With a roof inspired by the strength and unity of the grass house’s central hoop and pole frame, an earthen berm to protect the museum from violent weather and help it blend with the Caddo mounds, a water catchment system to nurture Keekah Nattee Toots-ah Naht-ooh Snake Woman’s Garden, and exhibits that showcase the work of Caddo artists, the new museum at Caddo Mounds SHS embraces the spirit of the place and the input of the Caddo community to give visitors a compelling doorway into the Caddo story.
What's in Caddo Voices
Each section of the Caddo Voices Virtual Experience places content into a play list of Contemporary Caddo, Practice, and Ethnohistory videos.
- In Contemporary Caddo you will learn about current Indigenous movements.

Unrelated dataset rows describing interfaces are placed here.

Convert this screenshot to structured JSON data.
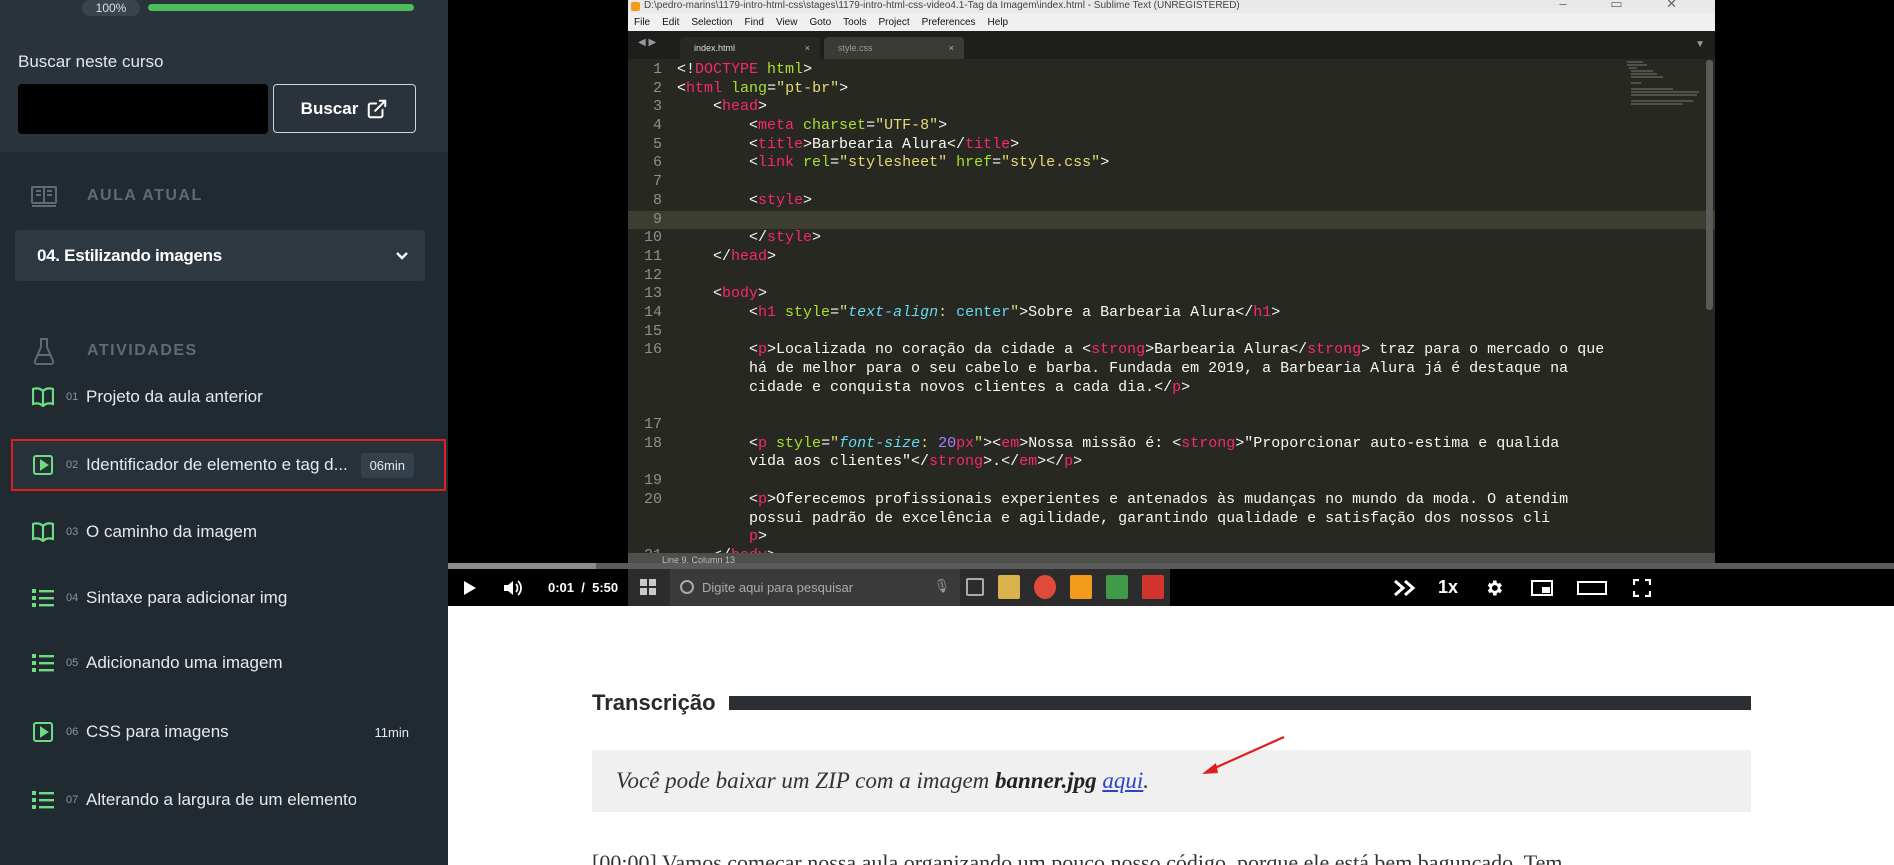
{
  "sidebar": {
    "progress_label": "100%",
    "progress_fraction": 1.0,
    "search_label": "Buscar neste curso",
    "search_value": "",
    "search_button": "Buscar",
    "current_section": "AULA ATUAL",
    "current_lesson": "04. Estilizando imagens",
    "activities_section": "ATIVIDADES",
    "activities": [
      {
        "num": "01",
        "title": "Projeto da aula anterior",
        "icon": "book-icon",
        "duration": ""
      },
      {
        "num": "02",
        "title": "Identificador de elemento e tag d...",
        "icon": "play-icon",
        "duration": "06min"
      },
      {
        "num": "03",
        "title": "O caminho da imagem",
        "icon": "book-icon",
        "duration": ""
      },
      {
        "num": "04",
        "title": "Sintaxe para adicionar img",
        "icon": "list-icon",
        "duration": ""
      },
      {
        "num": "05",
        "title": "Adicionando uma imagem",
        "icon": "list-icon",
        "duration": ""
      },
      {
        "num": "06",
        "title": "CSS para imagens",
        "icon": "play-icon",
        "duration": "11min"
      },
      {
        "num": "07",
        "title": "Alterando a largura de um elemento",
        "icon": "list-icon",
        "duration": ""
      }
    ]
  },
  "editor": {
    "window_title": "D:\\pedro-marins\\1179-intro-html-css\\stages\\1179-intro-html-css-video4.1-Tag da Imagem\\index.html - Sublime Text (UNREGISTERED)",
    "menu": [
      "File",
      "Edit",
      "Selection",
      "Find",
      "View",
      "Goto",
      "Tools",
      "Project",
      "Preferences",
      "Help"
    ],
    "tabs": [
      "index.html",
      "style.css"
    ],
    "status": "Line 9, Column 13"
  },
  "player": {
    "current_time": "0:01",
    "separator": "/",
    "duration": "5:50",
    "speed": "1x",
    "progress_fraction": 0.003,
    "taskbar_search_placeholder": "Digite aqui para pesquisar"
  },
  "transcript": {
    "heading": "Transcrição",
    "note_prefix": "Você pode baixar um ZIP com a imagem ",
    "note_file": "banner.jpg",
    "note_link": "aqui",
    "note_suffix": ".",
    "first_line": "[00:00] Vamos começar nossa aula organizando um pouco nosso código, porque ele está bem bagunçado. Tem"
  },
  "colors": {
    "sidebar_bg": "#222a31",
    "progress_green": "#4cbd5c",
    "activity_icon_green": "#6ddc82",
    "selected_border": "#e01e1e"
  }
}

- In Practice you are invited to explore hands-on projects that incorporate traditional Caddo knowledge into modern projects.
- In Ethnohistory you will tap into a wide range of scholarship about Caddo history and culture from anthropologists, historians, and other researchers.

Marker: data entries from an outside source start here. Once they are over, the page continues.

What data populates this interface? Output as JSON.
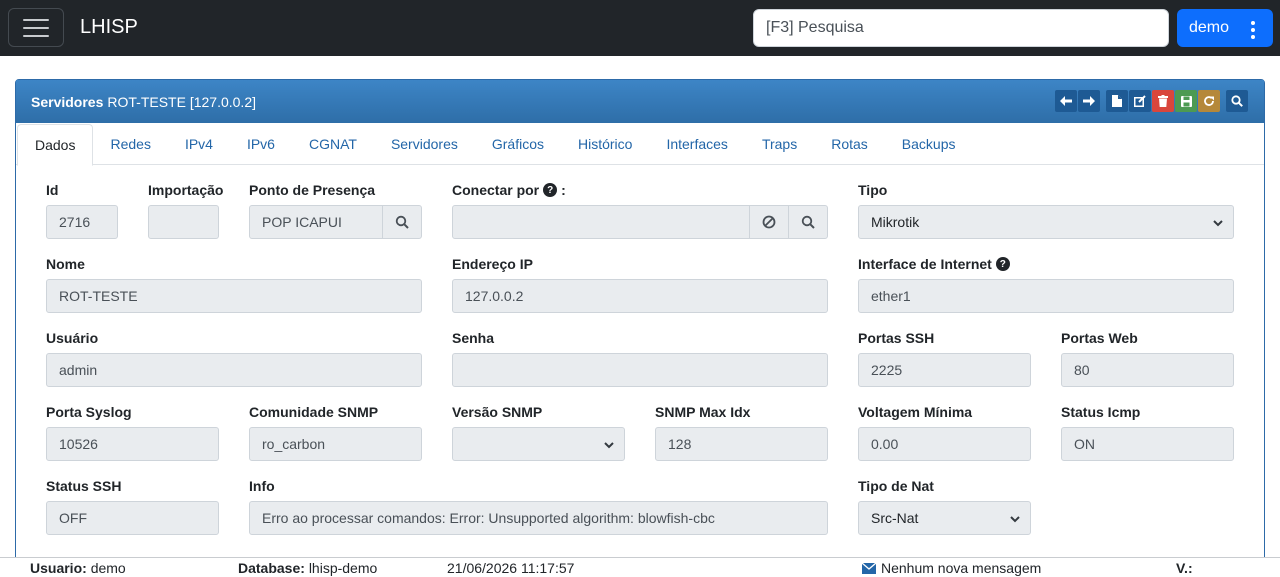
{
  "app": {
    "brand": "LHISP"
  },
  "header": {
    "search_placeholder": "[F3] Pesquisa",
    "user_label": "demo"
  },
  "panel": {
    "title_bold": "Servidores",
    "title_rest": "ROT-TESTE [127.0.0.2]"
  },
  "toolbar": {
    "icons": [
      "arrow-left-icon",
      "arrow-right-icon",
      "new-file-icon",
      "edit-icon",
      "delete-icon",
      "save-icon",
      "refresh-icon",
      "search-icon"
    ]
  },
  "tabs": [
    "Dados",
    "Redes",
    "IPv4",
    "IPv6",
    "CGNAT",
    "Servidores",
    "Gráficos",
    "Histórico",
    "Interfaces",
    "Traps",
    "Rotas",
    "Backups"
  ],
  "form": {
    "id": {
      "label": "Id",
      "value": "2716"
    },
    "importacao": {
      "label": "Importação",
      "value": ""
    },
    "pop": {
      "label": "Ponto de Presença",
      "value": "POP ICAPUI"
    },
    "conectar": {
      "label": "Conectar por",
      "value": ""
    },
    "tipo": {
      "label": "Tipo",
      "value": "Mikrotik"
    },
    "nome": {
      "label": "Nome",
      "value": "ROT-TESTE"
    },
    "endereco_ip": {
      "label": "Endereço IP",
      "value": "127.0.0.2"
    },
    "interface_internet": {
      "label": "Interface de Internet",
      "value": "ether1"
    },
    "usuario": {
      "label": "Usuário",
      "value": "admin"
    },
    "senha": {
      "label": "Senha",
      "value": ""
    },
    "portas_ssh": {
      "label": "Portas SSH",
      "value": "2225"
    },
    "portas_web": {
      "label": "Portas Web",
      "value": "80"
    },
    "porta_syslog": {
      "label": "Porta Syslog",
      "value": "10526"
    },
    "comunidade_snmp": {
      "label": "Comunidade SNMP",
      "value": "ro_carbon"
    },
    "versao_snmp": {
      "label": "Versão SNMP",
      "value": ""
    },
    "snmp_max_idx": {
      "label": "SNMP Max Idx",
      "value": "128"
    },
    "voltagem_minima": {
      "label": "Voltagem Mínima",
      "value": "0.00"
    },
    "status_icmp": {
      "label": "Status Icmp",
      "value": "ON"
    },
    "status_ssh": {
      "label": "Status SSH",
      "value": "OFF"
    },
    "info": {
      "label": "Info",
      "value": "Erro ao processar comandos: Error: Unsupported algorithm: blowfish-cbc"
    },
    "tipo_nat": {
      "label": "Tipo de Nat",
      "value": "Src-Nat"
    }
  },
  "statusbar": {
    "usuario_label": "Usuario:",
    "usuario_value": "demo",
    "database_label": "Database:",
    "database_value": "lhisp-demo",
    "datetime": "21/06/2026 11:17:57",
    "messages": "Nenhum nova mensagem",
    "version_label": "V.:"
  }
}
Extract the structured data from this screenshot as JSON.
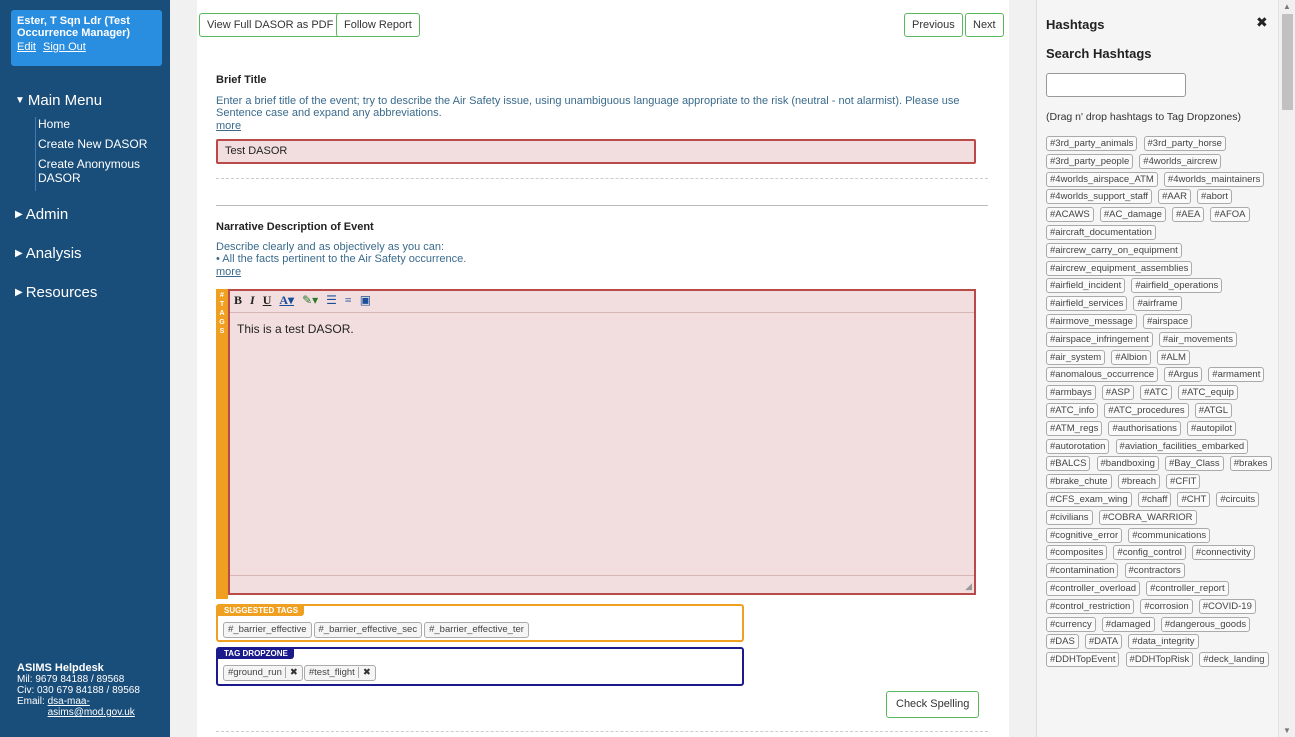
{
  "user": {
    "name": "Ester, T Sqn Ldr (Test Occurrence Manager)",
    "edit": "Edit",
    "signout": "Sign Out"
  },
  "menu": {
    "main": "Main Menu",
    "items": [
      "Home",
      "Create New DASOR",
      "Create Anonymous DASOR"
    ],
    "admin": "Admin",
    "analysis": "Analysis",
    "resources": "Resources"
  },
  "helpdesk": {
    "title": "ASIMS Helpdesk",
    "mil": "Mil: 9679 84188 / 89568",
    "civ": "Civ: 030 679 84188 / 89568",
    "email_label": "Email:",
    "email": "dsa-maa-asims@mod.gov.uk"
  },
  "toolbar": {
    "pdf": "View Full DASOR as PDF",
    "follow": "Follow Report",
    "previous": "Previous",
    "next": "Next"
  },
  "brief_title": {
    "heading": "Brief Title",
    "instructions": "Enter a brief title of the event; try to describe the Air Safety issue, using unambiguous language appropriate to the risk (neutral - not alarmist). Please use Sentence case and expand any abbreviations.",
    "more": "more",
    "value": "Test DASOR"
  },
  "narrative": {
    "heading": "Narrative Description of Event",
    "instructions_1": "Describe clearly and as objectively as you can:",
    "instructions_2": "• All the facts pertinent to the Air Safety occurrence.",
    "more": "more",
    "tag_strip": "# T A G S",
    "editor_buttons": [
      "B",
      "I",
      "U",
      "A",
      "ab",
      "bullets",
      "numbers",
      "paste"
    ],
    "body": "This is a test DASOR."
  },
  "suggested_tags": {
    "label": "SUGGESTED TAGS",
    "color": "#f0a020",
    "tags": [
      "#_barrier_effective",
      "#_barrier_effective_sec",
      "#_barrier_effective_ter"
    ]
  },
  "dropzone": {
    "label": "TAG DROPZONE",
    "color": "#1a1a8c",
    "tags": [
      "#ground_run",
      "#test_flight"
    ],
    "remove_icon": "✖"
  },
  "spell": "Check Spelling",
  "hashtags": {
    "title": "Hashtags",
    "close_icon": "✖",
    "search_title": "Search Hashtags",
    "hint": "(Drag n' drop hashtags to Tag Dropzones)",
    "list": [
      "#3rd_party_animals",
      "#3rd_party_horse",
      "#3rd_party_people",
      "#4worlds_aircrew",
      "#4worlds_airspace_ATM",
      "#4worlds_maintainers",
      "#4worlds_support_staff",
      "#AAR",
      "#abort",
      "#ACAWS",
      "#AC_damage",
      "#AEA",
      "#AFOA",
      "#aircraft_documentation",
      "#aircrew_carry_on_equipment",
      "#aircrew_equipment_assemblies",
      "#airfield_incident",
      "#airfield_operations",
      "#airfield_services",
      "#airframe",
      "#airmove_message",
      "#airspace",
      "#airspace_infringement",
      "#air_movements",
      "#air_system",
      "#Albion",
      "#ALM",
      "#anomalous_occurrence",
      "#Argus",
      "#armament",
      "#armbays",
      "#ASP",
      "#ATC",
      "#ATC_equip",
      "#ATC_info",
      "#ATC_procedures",
      "#ATGL",
      "#ATM_regs",
      "#authorisations",
      "#autopilot",
      "#autorotation",
      "#aviation_facilities_embarked",
      "#BALCS",
      "#bandboxing",
      "#Bay_Class",
      "#brakes",
      "#brake_chute",
      "#breach",
      "#CFIT",
      "#CFS_exam_wing",
      "#chaff",
      "#CHT",
      "#circuits",
      "#civilians",
      "#COBRA_WARRIOR",
      "#cognitive_error",
      "#communications",
      "#composites",
      "#config_control",
      "#connectivity",
      "#contamination",
      "#contractors",
      "#controller_overload",
      "#controller_report",
      "#control_restriction",
      "#corrosion",
      "#COVID-19",
      "#currency",
      "#damaged",
      "#dangerous_goods",
      "#DAS",
      "#DATA",
      "#data_integrity",
      "#DDHTopEvent",
      "#DDHTopRisk",
      "#deck_landing"
    ]
  }
}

In this extensive 2021 bibliography, you will find 386 pages of resources to learn more about Caddo history and culture, https://scholarworks.sfasu.edu/cgi/viewcontent.cgi?article=4012&context=ita

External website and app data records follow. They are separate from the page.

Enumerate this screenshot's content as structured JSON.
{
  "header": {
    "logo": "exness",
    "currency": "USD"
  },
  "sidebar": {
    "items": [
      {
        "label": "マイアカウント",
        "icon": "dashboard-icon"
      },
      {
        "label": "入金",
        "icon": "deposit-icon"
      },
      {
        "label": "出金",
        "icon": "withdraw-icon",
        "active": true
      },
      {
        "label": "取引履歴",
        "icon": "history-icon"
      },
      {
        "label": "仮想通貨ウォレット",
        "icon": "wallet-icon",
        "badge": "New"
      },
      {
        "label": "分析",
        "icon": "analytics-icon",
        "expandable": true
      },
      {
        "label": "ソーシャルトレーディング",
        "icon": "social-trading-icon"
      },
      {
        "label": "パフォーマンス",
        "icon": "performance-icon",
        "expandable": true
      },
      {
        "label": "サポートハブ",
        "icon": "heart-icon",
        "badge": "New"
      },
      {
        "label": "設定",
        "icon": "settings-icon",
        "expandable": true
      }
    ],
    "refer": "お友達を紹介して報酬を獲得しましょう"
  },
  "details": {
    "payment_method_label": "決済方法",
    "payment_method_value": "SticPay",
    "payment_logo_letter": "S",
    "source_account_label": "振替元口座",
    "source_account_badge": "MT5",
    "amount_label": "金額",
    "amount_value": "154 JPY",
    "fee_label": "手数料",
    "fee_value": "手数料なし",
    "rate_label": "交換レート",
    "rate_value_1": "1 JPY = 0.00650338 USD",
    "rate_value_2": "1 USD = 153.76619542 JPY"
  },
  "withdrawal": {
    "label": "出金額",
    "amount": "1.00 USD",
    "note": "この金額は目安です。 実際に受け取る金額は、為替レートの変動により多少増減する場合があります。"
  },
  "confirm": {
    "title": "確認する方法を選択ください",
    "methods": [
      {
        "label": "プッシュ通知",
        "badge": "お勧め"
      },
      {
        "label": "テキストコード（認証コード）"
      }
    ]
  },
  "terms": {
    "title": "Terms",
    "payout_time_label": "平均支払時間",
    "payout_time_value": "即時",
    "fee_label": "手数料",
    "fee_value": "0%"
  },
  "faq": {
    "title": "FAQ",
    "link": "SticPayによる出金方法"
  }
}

Visit the THC’s Learning Resource page for garden related lesson plans and activities you can do at home or on a visit to Caddo Mounds SHS, https://www.thc.texas.gov/education/learning-resources
Read the Caddo stories written down in Traditions of the Caddo by George Dorsey in 1905. Dorsey’s stories were collected from Caddo informants including Tsa Bisuh “Wing” (who told 49% of the stories) and Dashkat Hakaayuʔ “Whitebread” (who told 19% of the stories) https://archive.org/details/traditionsofcadd00dorsrich
Explore more about the Caddo history and culture at Texas Beyond History, https://www.texasbeyondhistory.net/ .